In June 1971, President Nixon declared a “war on drugs.” He launched a massive interdiction effort in Mexico, pressuring Mexican authorities to regulate its marijuana growers. The US government spent hundreds of millions of dollars closing up the border, which only led to reorganization of the international drug trade and proved to be a giant waste of money as Colombia was quick to replace Mexico as America’s cannabis supplier.
In 1973, the Drug Enforcement Agency was created, dramatically increasing the size and presence of federal drug control, and Nixon temporarily placed cannabis in Schedule 1 of controlled substances, the most restrictive category of drugs. He also pushed through measures such as mandatory sentencing and no-knock warrants. Classifying cannabis as Schedule I — a dangerous substance with no valid medical purpose — made it nearly impossible to research cannabis and medical research largely stopped.
John Ehrlichman, a top Nixon advisor, later admitted: “You want to know what this was really all about. The Nixon campaign in 1968, and the Nixon White House after that, had two enemies: the antiwar left and black people. You understand what I’m saying. We knew we couldn’t make it illegal to be either against the war or black, but by getting the public to associate the hippies with marijuana and blacks with heroin, and then criminalizing both heavily, we could disrupt those communities. We could arrest their leaders, raid their homes, break up their meetings, and vilify them night after night on the evening news. Did we know we were lying about the drugs? Of course we did.”
Public concern about illicit drug was escalated throughout the 1980s. During Reagan’s first term, the average annual amount of funding for eradication and interdiction programs increased to $1.4 billion, from an annual average of $437 million during Carter’s presidency. Soon after Ronald Reagan took office in 1981, Nancy Reagan began “Just Say No”, a highly-publicized anti-drug campaign. Reagan’s program became known as the “zero tolerance” program, focusing less on education, prevention, and rehabilitation and more on increasingly harsh drug laws and mandatory minimum sentences that disproportionately affected poor people of color. The number of people incarcerated for nonviolent drug law offenses increased from 50,000 in 1980 to over 400,000 by 1997.
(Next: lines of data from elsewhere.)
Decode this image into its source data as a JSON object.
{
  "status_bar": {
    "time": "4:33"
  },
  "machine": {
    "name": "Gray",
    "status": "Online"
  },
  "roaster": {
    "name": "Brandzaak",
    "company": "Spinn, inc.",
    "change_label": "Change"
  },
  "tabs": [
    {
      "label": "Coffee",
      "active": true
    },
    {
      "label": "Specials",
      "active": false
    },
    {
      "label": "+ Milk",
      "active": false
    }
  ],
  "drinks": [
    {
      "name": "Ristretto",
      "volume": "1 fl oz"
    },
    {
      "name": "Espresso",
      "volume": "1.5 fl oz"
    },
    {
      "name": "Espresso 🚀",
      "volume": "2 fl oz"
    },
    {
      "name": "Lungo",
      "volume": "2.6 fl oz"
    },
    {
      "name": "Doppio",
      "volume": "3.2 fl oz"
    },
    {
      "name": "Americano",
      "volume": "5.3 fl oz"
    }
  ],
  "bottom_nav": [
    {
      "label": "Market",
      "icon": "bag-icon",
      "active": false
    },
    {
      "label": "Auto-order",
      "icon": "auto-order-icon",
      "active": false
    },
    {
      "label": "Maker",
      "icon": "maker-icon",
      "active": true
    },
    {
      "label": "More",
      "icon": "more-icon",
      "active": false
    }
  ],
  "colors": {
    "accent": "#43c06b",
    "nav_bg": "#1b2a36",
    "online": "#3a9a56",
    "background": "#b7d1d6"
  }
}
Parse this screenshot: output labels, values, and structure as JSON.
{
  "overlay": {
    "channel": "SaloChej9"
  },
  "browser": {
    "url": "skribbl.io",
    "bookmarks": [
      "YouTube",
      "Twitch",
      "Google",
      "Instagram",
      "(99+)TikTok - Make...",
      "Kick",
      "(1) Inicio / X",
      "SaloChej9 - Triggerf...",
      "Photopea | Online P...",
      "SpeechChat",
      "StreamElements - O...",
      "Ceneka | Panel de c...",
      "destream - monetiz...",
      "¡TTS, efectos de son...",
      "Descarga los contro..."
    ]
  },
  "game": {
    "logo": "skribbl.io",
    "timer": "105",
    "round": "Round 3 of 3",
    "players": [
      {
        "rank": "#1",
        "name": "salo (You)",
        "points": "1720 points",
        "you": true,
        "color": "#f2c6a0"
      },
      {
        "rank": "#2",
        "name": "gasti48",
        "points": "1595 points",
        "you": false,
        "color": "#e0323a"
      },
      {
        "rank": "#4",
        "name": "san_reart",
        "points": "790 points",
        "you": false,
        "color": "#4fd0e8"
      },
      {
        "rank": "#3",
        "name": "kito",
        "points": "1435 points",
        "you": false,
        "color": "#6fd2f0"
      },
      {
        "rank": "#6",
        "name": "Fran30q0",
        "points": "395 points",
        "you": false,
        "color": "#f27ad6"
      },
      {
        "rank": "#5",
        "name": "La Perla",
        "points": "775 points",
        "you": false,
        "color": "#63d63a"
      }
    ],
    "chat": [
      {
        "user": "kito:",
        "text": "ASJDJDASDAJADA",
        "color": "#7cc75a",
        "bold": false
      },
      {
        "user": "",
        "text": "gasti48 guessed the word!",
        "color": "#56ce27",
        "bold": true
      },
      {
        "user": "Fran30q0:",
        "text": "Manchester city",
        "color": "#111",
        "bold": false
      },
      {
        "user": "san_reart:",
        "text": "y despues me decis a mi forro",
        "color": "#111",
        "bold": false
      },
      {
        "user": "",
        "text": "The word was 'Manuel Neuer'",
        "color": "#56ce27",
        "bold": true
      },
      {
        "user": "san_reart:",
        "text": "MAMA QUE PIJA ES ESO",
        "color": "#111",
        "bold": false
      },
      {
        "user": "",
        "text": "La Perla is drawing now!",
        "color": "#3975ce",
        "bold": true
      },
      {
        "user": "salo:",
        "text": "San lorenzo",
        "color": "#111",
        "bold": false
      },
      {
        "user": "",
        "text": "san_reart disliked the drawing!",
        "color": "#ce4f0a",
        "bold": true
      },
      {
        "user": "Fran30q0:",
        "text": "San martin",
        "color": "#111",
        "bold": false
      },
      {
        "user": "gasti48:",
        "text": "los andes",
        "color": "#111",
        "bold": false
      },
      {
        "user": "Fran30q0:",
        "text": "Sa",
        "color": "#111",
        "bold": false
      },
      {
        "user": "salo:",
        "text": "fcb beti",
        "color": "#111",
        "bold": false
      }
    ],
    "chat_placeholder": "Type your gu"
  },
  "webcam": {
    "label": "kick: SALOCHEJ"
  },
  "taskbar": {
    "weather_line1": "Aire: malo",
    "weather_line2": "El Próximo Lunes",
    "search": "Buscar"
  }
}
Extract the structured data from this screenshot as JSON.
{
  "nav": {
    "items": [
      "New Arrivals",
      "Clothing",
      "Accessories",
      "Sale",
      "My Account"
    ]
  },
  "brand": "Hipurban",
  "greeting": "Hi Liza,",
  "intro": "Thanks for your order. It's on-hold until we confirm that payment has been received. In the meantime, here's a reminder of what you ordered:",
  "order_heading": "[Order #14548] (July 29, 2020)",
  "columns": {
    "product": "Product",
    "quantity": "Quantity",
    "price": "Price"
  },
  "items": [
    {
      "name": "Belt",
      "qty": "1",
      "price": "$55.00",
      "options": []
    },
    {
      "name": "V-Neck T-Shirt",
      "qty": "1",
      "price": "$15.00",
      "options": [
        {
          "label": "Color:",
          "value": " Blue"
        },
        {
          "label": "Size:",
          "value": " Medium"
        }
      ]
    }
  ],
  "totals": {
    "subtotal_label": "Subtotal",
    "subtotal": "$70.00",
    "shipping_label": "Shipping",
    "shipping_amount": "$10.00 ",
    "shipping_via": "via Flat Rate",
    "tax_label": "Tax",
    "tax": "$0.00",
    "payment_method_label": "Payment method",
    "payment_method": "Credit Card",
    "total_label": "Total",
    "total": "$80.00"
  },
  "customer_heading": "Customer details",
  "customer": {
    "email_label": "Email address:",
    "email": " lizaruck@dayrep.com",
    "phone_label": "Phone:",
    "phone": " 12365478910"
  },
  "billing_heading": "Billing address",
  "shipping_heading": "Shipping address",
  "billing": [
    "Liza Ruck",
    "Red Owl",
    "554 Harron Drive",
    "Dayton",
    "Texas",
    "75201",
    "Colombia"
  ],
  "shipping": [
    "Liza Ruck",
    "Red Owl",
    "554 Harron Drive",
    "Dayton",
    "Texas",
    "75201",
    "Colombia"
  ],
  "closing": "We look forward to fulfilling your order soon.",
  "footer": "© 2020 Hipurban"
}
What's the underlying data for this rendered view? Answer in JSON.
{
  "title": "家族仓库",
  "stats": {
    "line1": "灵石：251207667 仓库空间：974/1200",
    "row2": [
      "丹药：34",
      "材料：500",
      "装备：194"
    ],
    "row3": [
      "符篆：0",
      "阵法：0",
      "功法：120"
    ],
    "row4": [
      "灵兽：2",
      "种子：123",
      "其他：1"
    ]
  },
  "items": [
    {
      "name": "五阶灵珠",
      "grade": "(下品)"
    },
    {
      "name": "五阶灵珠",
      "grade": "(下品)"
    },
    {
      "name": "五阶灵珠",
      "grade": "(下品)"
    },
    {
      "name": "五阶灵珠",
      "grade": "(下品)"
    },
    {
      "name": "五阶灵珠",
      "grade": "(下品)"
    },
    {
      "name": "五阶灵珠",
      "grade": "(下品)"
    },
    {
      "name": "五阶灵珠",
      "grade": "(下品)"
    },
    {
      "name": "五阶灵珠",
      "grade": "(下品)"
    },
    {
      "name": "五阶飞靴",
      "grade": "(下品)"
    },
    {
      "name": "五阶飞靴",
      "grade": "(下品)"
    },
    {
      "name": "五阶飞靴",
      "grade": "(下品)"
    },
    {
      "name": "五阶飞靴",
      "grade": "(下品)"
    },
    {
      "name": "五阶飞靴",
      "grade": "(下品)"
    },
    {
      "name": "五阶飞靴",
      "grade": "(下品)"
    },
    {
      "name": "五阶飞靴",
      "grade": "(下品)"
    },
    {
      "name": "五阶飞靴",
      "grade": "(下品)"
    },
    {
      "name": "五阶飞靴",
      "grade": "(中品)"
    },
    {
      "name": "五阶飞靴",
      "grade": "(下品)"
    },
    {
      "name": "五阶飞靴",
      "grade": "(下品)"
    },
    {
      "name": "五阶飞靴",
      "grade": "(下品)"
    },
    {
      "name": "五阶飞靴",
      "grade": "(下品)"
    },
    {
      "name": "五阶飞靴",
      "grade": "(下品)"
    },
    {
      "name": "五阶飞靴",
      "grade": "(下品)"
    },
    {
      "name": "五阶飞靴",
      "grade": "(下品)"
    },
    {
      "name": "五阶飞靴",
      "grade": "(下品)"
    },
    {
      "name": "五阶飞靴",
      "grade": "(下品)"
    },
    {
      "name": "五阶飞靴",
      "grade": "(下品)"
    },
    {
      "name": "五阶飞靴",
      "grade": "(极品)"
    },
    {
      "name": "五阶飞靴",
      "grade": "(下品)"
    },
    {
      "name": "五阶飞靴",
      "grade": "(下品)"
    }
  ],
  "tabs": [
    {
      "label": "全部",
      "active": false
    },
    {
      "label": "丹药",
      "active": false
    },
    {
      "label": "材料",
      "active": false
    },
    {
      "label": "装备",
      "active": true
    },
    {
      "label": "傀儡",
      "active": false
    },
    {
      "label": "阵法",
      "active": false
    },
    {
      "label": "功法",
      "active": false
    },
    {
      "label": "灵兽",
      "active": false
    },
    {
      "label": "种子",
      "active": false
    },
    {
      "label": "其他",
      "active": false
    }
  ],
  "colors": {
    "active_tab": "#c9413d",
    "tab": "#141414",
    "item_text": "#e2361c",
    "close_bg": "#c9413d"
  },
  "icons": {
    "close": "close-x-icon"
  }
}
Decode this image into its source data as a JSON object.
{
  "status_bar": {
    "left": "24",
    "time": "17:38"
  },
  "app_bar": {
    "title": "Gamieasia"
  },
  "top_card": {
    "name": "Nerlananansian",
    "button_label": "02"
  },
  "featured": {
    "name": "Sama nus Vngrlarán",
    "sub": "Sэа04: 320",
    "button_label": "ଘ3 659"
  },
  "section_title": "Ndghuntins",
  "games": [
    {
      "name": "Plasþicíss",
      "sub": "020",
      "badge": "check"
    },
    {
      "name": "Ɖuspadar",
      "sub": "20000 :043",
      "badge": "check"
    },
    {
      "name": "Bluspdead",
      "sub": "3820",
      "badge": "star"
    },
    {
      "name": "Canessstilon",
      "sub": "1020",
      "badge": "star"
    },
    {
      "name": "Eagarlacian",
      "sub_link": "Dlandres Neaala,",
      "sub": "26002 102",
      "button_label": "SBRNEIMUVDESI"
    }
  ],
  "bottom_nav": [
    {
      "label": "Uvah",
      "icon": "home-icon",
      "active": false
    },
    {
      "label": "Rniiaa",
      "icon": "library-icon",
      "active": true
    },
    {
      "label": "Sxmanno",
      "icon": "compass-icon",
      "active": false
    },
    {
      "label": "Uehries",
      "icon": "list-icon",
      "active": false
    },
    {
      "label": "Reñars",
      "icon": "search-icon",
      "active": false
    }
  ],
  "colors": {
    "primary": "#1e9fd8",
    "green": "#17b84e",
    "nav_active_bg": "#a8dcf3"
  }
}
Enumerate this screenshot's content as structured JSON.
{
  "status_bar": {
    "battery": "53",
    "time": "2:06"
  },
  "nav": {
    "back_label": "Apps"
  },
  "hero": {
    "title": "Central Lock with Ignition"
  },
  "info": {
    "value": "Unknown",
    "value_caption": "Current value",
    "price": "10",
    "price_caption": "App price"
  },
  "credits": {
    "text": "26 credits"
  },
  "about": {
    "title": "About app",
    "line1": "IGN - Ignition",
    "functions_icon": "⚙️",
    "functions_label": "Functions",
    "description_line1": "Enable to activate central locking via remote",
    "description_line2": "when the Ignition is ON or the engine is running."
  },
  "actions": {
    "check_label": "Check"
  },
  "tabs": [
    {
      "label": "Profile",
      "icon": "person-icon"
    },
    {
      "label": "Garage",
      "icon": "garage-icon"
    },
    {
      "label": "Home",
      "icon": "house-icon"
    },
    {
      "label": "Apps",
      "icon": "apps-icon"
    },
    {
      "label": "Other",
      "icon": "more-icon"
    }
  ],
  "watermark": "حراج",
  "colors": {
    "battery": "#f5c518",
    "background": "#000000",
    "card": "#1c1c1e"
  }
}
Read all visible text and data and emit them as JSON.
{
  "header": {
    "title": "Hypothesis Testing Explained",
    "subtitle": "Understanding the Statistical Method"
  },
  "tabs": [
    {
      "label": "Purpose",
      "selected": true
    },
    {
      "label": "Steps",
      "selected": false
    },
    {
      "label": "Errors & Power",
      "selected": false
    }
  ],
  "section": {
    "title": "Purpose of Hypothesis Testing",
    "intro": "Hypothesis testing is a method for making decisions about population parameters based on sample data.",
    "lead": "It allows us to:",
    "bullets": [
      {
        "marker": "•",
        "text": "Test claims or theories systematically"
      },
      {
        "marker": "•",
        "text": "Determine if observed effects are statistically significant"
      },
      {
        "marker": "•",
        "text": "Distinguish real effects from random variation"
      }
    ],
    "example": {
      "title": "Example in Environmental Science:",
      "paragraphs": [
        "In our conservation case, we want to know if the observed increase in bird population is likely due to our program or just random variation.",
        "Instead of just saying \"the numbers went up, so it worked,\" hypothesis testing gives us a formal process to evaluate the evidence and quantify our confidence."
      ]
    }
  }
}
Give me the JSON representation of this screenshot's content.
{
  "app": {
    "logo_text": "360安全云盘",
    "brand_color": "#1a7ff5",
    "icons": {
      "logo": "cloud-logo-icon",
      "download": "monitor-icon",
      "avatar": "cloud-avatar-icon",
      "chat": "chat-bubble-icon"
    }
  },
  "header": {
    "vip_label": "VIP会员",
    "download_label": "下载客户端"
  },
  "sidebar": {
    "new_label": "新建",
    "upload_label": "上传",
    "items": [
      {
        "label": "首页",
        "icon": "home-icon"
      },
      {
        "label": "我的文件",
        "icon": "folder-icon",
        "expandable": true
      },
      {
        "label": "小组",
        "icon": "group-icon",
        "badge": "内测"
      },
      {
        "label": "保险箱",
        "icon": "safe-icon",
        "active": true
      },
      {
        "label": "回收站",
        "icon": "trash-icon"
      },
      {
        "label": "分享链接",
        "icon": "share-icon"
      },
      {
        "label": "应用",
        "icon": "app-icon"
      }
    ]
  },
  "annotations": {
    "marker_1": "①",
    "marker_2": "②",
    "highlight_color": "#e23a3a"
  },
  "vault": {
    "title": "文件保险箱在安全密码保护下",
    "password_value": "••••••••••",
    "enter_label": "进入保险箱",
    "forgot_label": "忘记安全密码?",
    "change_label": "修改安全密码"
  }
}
Although Bill Clinton advocated for treatment instead of incarceration during his 1992 presidential campaign, he reverted to the drug war strategies of his Republican predecessors by continuing to escalate the drug war with a multi-billion‐dollar annual cost to law enforcement.
President Trump claims he is willing to support a bill that aims to protect states that have legalized cannabis from a federal ban, however Jeff Sessions is threatening to take us back to a 1980's-style drug war.
The “war on drugs” has failed
By making drugs illegal, this country has: put half a million people in prison; instigated violence and death in gang turf wars and overdoses from uncontrolled drug potency and shared needles/AIDS); and eroded civil rightsand enriched criminal organizations.
“Prohibition goes beyond the bounds of reason in that it attempts to control a man’s appetite by legislation and make crime out of things that are not crimes.” — Abraham Lincoln
The “war on drugs” has failed, and we must consider new solutions. Certain drugs are much more serious than others. For example, every day, more than 115 people in the US die after overdosing on opioids.
An Aclara Research study (Illinois patients, 2017) found that 33 percent of patients on pain prescriptions STOPPED using opioids after using medical cannabis and 92 percent DECREASED the number of prescription drugs taken. Consequently, “Big Pharma” stands to lose AT LEAST $24 Billion or 5 percent of annual Rx sales if cannabis is legalized in all 50 states.
Why perpetuate a word that was created to spread misinformation?
We aim to de-stigmatize cannabis use, starting with reintroducing the terms “industrial cannabis”, “recreational cannabis”, and “medical cannabis” into our vocabulary. We encourage others to stop using the word marijuana and replace their usage of the word with the proper, scientific name cannabis.